As recently as 2014 it was chosen as a qualifying venue for the Seniors Open Championship and I can imagine that when the wind howls across this narrow stretch of linksland it will provide a test to the very best.
There’s no denying this is a true links experience with the sixth, ninth, 12th, 14th and 18th being the real stars of the show in my opinion. This quintet of holes stand-out from the rest as being superior to the others on a course that borders on good-to-very good for the remainder. The reason is perhaps the more pronounced changes in elevation that these holes have in contrast to the rest, which are mostly played across flattish ground, save for a couple of dropping short holes.
The routing at Ashburnham is slightly unusual in that the opening two holes and the final three are played close to the clubhouse in a curious configuration. For me the real character of Ashburnham is displayed between the third and the 14th where you essentially play out and back on a thin strip of gently rippling terrain.
After an enjoyable start the par three sixth is the first real showstopper. A plateau green falls gracefully off a dune on the left and is protected by a deep bunker on the same side whilst there is a sharp fall-away on the right. There is also a bunker on the right which probably provides an easier escape than the tight lie you will no doubt get otherwise. It’s a classic links short hole and regardless of which point of the compass the wind blows from a par here is received with welcome arms.
After working your way out to the farthest point on the course the ninth makes an about turn and commences the long run for home. It’s a terrific driving hole with half a dozen bunkers dotted down the left which encourage you to bite off as much as you dare. However, it’s the green setting that elevates this hole to being one of the best on the course; slightly raised, tilted towards you with a narrow entrance and nothing for left.
The 12th is a lovely hole with a sweeping, gorse-lined fairway where should you thread your ball far enough down it will reward you with a view of the raised green. Meanwhile the 14th is a tale of two halves; a relatively none-descript drive before playing blindly over huge hummocks to a green nestled at the foot of a ring of dunes.

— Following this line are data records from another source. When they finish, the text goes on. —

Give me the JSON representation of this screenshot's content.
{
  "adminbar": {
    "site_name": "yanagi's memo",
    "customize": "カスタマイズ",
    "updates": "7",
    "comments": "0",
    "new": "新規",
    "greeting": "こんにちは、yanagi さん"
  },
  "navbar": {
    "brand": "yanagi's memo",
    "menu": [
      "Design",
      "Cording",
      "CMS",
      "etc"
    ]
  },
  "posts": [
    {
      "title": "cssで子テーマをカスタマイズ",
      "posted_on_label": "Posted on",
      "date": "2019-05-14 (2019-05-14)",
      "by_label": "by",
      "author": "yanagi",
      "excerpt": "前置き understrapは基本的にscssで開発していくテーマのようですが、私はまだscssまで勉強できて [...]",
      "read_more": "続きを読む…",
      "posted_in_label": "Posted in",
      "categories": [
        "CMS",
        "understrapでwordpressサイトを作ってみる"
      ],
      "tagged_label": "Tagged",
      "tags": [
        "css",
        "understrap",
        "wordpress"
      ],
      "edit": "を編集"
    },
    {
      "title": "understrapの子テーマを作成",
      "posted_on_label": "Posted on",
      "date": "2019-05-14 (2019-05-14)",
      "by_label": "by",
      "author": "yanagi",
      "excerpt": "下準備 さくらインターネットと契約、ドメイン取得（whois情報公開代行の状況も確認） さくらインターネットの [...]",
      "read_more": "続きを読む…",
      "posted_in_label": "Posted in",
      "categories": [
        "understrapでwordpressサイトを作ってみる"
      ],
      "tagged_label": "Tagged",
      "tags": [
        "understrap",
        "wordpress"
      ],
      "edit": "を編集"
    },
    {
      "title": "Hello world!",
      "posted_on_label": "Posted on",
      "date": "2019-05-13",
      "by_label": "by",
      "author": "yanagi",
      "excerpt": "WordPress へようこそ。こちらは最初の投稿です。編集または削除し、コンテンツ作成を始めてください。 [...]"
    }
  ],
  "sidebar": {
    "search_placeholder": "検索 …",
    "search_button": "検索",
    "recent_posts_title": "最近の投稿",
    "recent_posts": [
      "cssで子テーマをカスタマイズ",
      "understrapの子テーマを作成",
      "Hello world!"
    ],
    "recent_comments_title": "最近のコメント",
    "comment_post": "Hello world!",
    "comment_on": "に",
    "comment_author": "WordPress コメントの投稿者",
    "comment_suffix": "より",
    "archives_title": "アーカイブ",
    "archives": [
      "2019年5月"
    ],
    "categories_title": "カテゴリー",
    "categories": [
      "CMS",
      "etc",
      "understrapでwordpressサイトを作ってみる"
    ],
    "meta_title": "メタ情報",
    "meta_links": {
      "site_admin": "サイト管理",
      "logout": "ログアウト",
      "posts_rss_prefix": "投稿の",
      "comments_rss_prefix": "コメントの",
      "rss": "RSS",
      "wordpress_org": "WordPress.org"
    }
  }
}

There is a narrow funnel of fairway which will guide your ball to the putting surface should a running approach find it but if not you are faced with an awkward pitch.
The closing hole is also a gem. There is more going on with the drive than may initially appear whilst the approach to another lofted green requires good ball striking, judgement of distance and an ability to control your ball flight should you wish to set up a final birdie opportunity.
There’s very little to be critical of at Ashburnham. Many of the holes are structurally sound in the strategic sense and the greens on our visit in April 2015 were excellent. Midway through a very dry Spring they were firm, running true, fast and were already starting to get that lovely browny-glaze that good quality links greens are renowned for.
If I was forced to nit-pick it would be the bunkering. Not the positioning of them (that was very good) but they were quite tired looking in places and the style wasn’t particularly to my liking. A bunker renovation scheme would no doubt be costly but could transform this course from being very good to excellent.
Copt Heath is a very fine parkland golf course that requires precision, plotting and a deft touch around the slick greens.
The Blue is a mix of American-style design and traditional English parkland. It's an unusual combination which makes the most of the terrain available. It was designed by Simon Gidman and opened in 1994.